[Aim of the exercise]: Say how many lines below hold the word "help"; give the number by itself.
* * *
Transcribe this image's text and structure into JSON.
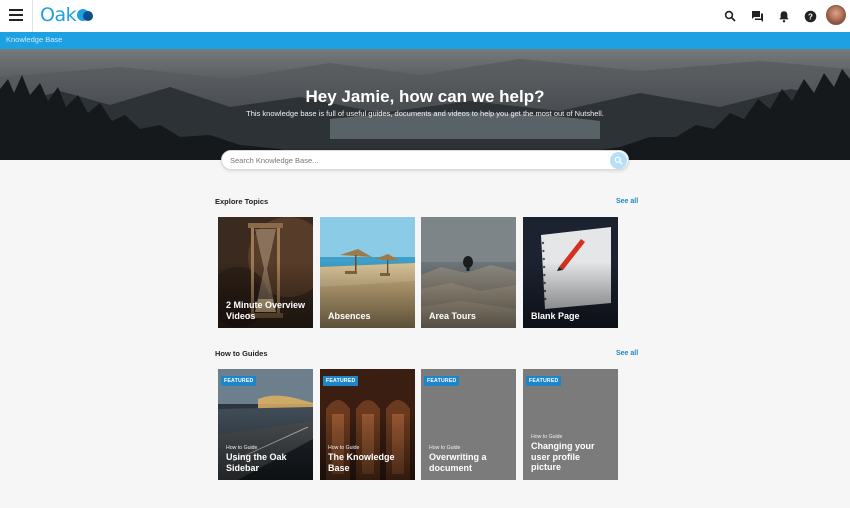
{
  "header": {
    "logo_text": "Oak",
    "icons": [
      "menu-icon",
      "search-icon",
      "chat-icon",
      "bell-icon",
      "help-icon"
    ],
    "brand_color": "#1ea1e3"
  },
  "breadcrumb": "Knowledge Base",
  "hero": {
    "title": "Hey Jamie, how can we help?",
    "subtitle": "This knowledge base is full of useful guides, documents and videos to help you get the most out of Nutshell."
  },
  "search": {
    "placeholder": "Search Knowledge Base..."
  },
  "explore": {
    "title": "Explore Topics",
    "see_all": "See all",
    "cards": [
      {
        "title": "2 Minute Overview Videos"
      },
      {
        "title": "Absences"
      },
      {
        "title": "Area Tours"
      },
      {
        "title": "Blank Page"
      }
    ]
  },
  "guides": {
    "title": "How to Guides",
    "see_all": "See all",
    "cards": [
      {
        "badge": "FEATURED",
        "kicker": "How to Guide",
        "title": "Using the Oak Sidebar"
      },
      {
        "badge": "FEATURED",
        "kicker": "How to Guide",
        "title": "The Knowledge Base"
      },
      {
        "badge": "FEATURED",
        "kicker": "How to Guide",
        "title": "Overwriting a document"
      },
      {
        "badge": "FEATURED",
        "kicker": "How to Guide",
        "title": "Changing your user profile picture"
      }
    ]
  }
}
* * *
[Task output]: 3